_RECORDS SHOWN_
◇ ◇ ◇ ◇ ◇ ◇ ◇

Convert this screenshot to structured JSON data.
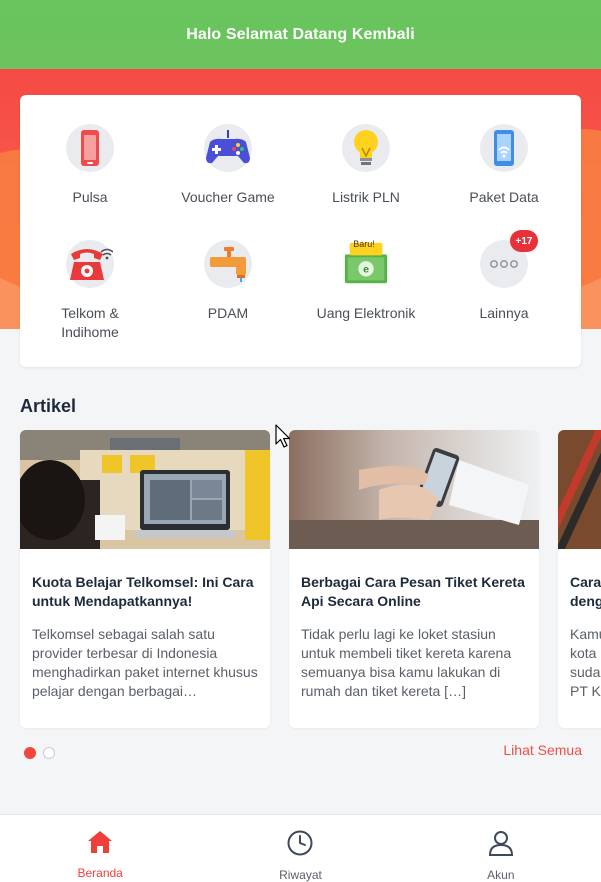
{
  "header": {
    "title": "Halo Selamat Datang Kembali"
  },
  "menu": {
    "items": [
      {
        "label": "Pulsa",
        "icon": "phone-icon"
      },
      {
        "label": "Voucher Game",
        "icon": "gamepad-icon"
      },
      {
        "label": "Listrik PLN",
        "icon": "lightbulb-icon"
      },
      {
        "label": "Paket Data",
        "icon": "data-phone-icon"
      },
      {
        "label": "Telkom &\nIndihome",
        "icon": "telephone-icon"
      },
      {
        "label": "PDAM",
        "icon": "water-tap-icon"
      },
      {
        "label": "Uang Elektronik",
        "icon": "e-money-icon",
        "tag": "Baru!"
      },
      {
        "label": "Lainnya",
        "icon": "more-icon",
        "badge": "+17"
      }
    ]
  },
  "articles": {
    "title": "Artikel",
    "cards": [
      {
        "title": "Kuota Belajar Telkomsel: Ini Cara untuk Mendapatkannya!",
        "desc": "Telkomsel sebagai salah satu provider terbesar di Indonesia menghadirkan paket internet khusus pelajar dengan berbagai…"
      },
      {
        "title": "Berbagai Cara Pesan Tiket Kereta Api Secara Online",
        "desc": "Tidak perlu lagi ke loket stasiun untuk membeli tiket kereta karena semuanya bisa kamu lakukan di rumah dan tiket kereta […]"
      },
      {
        "title": "Cara\ndeng",
        "desc": "Kamu\nkota\nsuda\nPT Ke"
      }
    ],
    "see_all": "Lihat Semua",
    "page_dots": 2,
    "active_dot": 1
  },
  "bottom_nav": [
    {
      "label": "Beranda",
      "icon": "home-icon",
      "active": true
    },
    {
      "label": "Riwayat",
      "icon": "clock-icon",
      "active": false
    },
    {
      "label": "Akun",
      "icon": "user-icon",
      "active": false
    }
  ],
  "colors": {
    "header_green": "#6cc35f",
    "hero_red": "#f03c3c",
    "accent": "#ef4f45"
  }
}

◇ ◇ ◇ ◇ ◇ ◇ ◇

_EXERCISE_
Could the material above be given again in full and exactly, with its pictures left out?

_RESULT OF THIS EXERCISE_
Convert this screenshot to structured JSON data.
{
  "header": {
    "title": "Halo Selamat Datang Kembali"
  },
  "menu": {
    "items": [
      {
        "label": "Pulsa",
        "icon": "phone-icon"
      },
      {
        "label": "Voucher Game",
        "icon": "gamepad-icon"
      },
      {
        "label": "Listrik PLN",
        "icon": "lightbulb-icon"
      },
      {
        "label": "Paket Data",
        "icon": "data-phone-icon"
      },
      {
        "label": "Telkom &\nIndihome",
        "icon": "telephone-icon"
      },
      {
        "label": "PDAM",
        "icon": "water-tap-icon"
      },
      {
        "label": "Uang Elektronik",
        "icon": "e-money-icon",
        "tag": "Baru!"
      },
      {
        "label": "Lainnya",
        "icon": "more-icon",
        "badge": "+17"
      }
    ]
  },
  "articles": {
    "title": "Artikel",
    "cards": [
      {
        "title": "Kuota Belajar Telkomsel: Ini Cara untuk Mendapatkannya!",
        "desc": "Telkomsel sebagai salah satu provider terbesar di Indonesia menghadirkan paket internet khusus pelajar dengan berbagai…"
      },
      {
        "title": "Berbagai Cara Pesan Tiket Kereta Api Secara Online",
        "desc": "Tidak perlu lagi ke loket stasiun untuk membeli tiket kereta karena semuanya bisa kamu lakukan di rumah dan tiket kereta […]"
      },
      {
        "title": "Cara\ndeng",
        "desc": "Kamu\nkota\nsuda\nPT Ke"
      }
    ],
    "see_all": "Lihat Semua",
    "page_dots": 2,
    "active_dot": 1
  },
  "bottom_nav": [
    {
      "label": "Beranda",
      "icon": "home-icon",
      "active": true
    },
    {
      "label": "Riwayat",
      "icon": "clock-icon",
      "active": false
    },
    {
      "label": "Akun",
      "icon": "user-icon",
      "active": false
    }
  ],
  "colors": {
    "header_green": "#6cc35f",
    "hero_red": "#f03c3c",
    "accent": "#ef4f45"
  }
}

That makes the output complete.